The answer should consist of all the records, written out word for word.

(Dataset rows describing interfaces)
= = = =
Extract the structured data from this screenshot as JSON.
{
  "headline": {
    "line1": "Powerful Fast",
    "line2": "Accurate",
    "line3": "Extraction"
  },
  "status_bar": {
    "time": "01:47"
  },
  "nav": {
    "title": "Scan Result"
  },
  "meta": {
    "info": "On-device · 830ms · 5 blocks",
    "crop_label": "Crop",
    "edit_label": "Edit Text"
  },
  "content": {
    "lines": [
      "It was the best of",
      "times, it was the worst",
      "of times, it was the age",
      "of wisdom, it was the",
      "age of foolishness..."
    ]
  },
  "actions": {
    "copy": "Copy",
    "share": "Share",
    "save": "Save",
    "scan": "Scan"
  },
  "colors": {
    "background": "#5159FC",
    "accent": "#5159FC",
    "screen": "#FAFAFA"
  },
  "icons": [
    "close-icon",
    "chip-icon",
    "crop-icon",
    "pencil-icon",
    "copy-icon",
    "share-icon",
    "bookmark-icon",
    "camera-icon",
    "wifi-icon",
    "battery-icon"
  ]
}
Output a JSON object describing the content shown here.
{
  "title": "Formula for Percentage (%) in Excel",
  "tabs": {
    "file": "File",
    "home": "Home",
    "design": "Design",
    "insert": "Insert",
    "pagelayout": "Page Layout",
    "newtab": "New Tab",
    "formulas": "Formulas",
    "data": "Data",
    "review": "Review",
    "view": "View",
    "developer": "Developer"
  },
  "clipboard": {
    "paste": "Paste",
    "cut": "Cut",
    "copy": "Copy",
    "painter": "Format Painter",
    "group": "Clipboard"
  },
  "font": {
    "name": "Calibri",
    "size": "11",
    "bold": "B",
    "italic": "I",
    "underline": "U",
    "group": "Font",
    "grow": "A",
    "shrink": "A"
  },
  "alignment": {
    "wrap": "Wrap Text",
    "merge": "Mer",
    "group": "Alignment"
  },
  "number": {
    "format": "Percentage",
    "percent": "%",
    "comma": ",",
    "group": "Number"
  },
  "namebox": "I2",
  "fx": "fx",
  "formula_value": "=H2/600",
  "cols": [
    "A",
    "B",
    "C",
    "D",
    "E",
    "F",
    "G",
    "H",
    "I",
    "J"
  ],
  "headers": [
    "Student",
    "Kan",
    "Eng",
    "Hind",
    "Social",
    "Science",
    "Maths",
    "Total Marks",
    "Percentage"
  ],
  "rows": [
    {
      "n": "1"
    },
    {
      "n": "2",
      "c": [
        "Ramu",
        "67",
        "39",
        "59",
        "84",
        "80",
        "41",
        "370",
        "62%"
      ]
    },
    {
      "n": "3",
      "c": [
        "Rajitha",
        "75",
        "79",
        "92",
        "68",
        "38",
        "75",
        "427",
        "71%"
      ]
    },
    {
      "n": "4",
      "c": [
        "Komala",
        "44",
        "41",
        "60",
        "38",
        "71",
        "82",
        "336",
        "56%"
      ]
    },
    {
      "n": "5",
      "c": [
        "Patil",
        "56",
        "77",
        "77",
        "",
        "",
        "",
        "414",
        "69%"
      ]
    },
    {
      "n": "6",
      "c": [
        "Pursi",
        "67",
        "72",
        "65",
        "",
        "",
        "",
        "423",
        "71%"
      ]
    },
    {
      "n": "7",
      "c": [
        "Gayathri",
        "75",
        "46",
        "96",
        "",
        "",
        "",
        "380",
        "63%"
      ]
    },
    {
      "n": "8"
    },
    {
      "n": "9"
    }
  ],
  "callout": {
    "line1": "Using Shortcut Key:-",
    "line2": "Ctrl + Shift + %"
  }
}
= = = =
**Your response:**
Extract the structured data from this screenshot as JSON.
{
  "headline": {
    "line1": "Powerful Fast",
    "line2": "Accurate",
    "line3": "Extraction"
  },
  "status_bar": {
    "time": "01:47"
  },
  "nav": {
    "title": "Scan Result"
  },
  "meta": {
    "info": "On-device · 830ms · 5 blocks",
    "crop_label": "Crop",
    "edit_label": "Edit Text"
  },
  "content": {
    "lines": [
      "It was the best of",
      "times, it was the worst",
      "of times, it was the age",
      "of wisdom, it was the",
      "age of foolishness..."
    ]
  },
  "actions": {
    "copy": "Copy",
    "share": "Share",
    "save": "Save",
    "scan": "Scan"
  },
  "colors": {
    "background": "#5159FC",
    "accent": "#5159FC",
    "screen": "#FAFAFA"
  },
  "icons": [
    "close-icon",
    "chip-icon",
    "crop-icon",
    "pencil-icon",
    "copy-icon",
    "share-icon",
    "bookmark-icon",
    "camera-icon",
    "wifi-icon",
    "battery-icon"
  ]
}
Output a JSON object describing the content shown here.
{
  "title": "Formula for Percentage (%) in Excel",
  "tabs": {
    "file": "File",
    "home": "Home",
    "design": "Design",
    "insert": "Insert",
    "pagelayout": "Page Layout",
    "newtab": "New Tab",
    "formulas": "Formulas",
    "data": "Data",
    "review": "Review",
    "view": "View",
    "developer": "Developer"
  },
  "clipboard": {
    "paste": "Paste",
    "cut": "Cut",
    "copy": "Copy",
    "painter": "Format Painter",
    "group": "Clipboard"
  },
  "font": {
    "name": "Calibri",
    "size": "11",
    "bold": "B",
    "italic": "I",
    "underline": "U",
    "group": "Font",
    "grow": "A",
    "shrink": "A"
  },
  "alignment": {
    "wrap": "Wrap Text",
    "merge": "Mer",
    "group": "Alignment"
  },
  "number": {
    "format": "Percentage",
    "percent": "%",
    "comma": ",",
    "group": "Number"
  },
  "namebox": "I2",
  "fx": "fx",
  "formula_value": "=H2/600",
  "cols": [
    "A",
    "B",
    "C",
    "D",
    "E",
    "F",
    "G",
    "H",
    "I",
    "J"
  ],
  "headers": [
    "Student",
    "Kan",
    "Eng",
    "Hind",
    "Social",
    "Science",
    "Maths",
    "Total Marks",
    "Percentage"
  ],
  "rows": [
    {
      "n": "1"
    },
    {
      "n": "2",
      "c": [
        "Ramu",
        "67",
        "39",
        "59",
        "84",
        "80",
        "41",
        "370",
        "62%"
      ]
    },
    {
      "n": "3",
      "c": [
        "Rajitha",
        "75",
        "79",
        "92",
        "68",
        "38",
        "75",
        "427",
        "71%"
      ]
    },
    {
      "n": "4",
      "c": [
        "Komala",
        "44",
        "41",
        "60",
        "38",
        "71",
        "82",
        "336",
        "56%"
      ]
    },
    {
      "n": "5",
      "c": [
        "Patil",
        "56",
        "77",
        "77",
        "",
        "",
        "",
        "414",
        "69%"
      ]
    },
    {
      "n": "6",
      "c": [
        "Pursi",
        "67",
        "72",
        "65",
        "",
        "",
        "",
        "423",
        "71%"
      ]
    },
    {
      "n": "7",
      "c": [
        "Gayathri",
        "75",
        "46",
        "96",
        "",
        "",
        "",
        "380",
        "63%"
      ]
    },
    {
      "n": "8"
    },
    {
      "n": "9"
    }
  ],
  "callout": {
    "line1": "Using Shortcut Key:-",
    "line2": "Ctrl + Shift + %"
  }
}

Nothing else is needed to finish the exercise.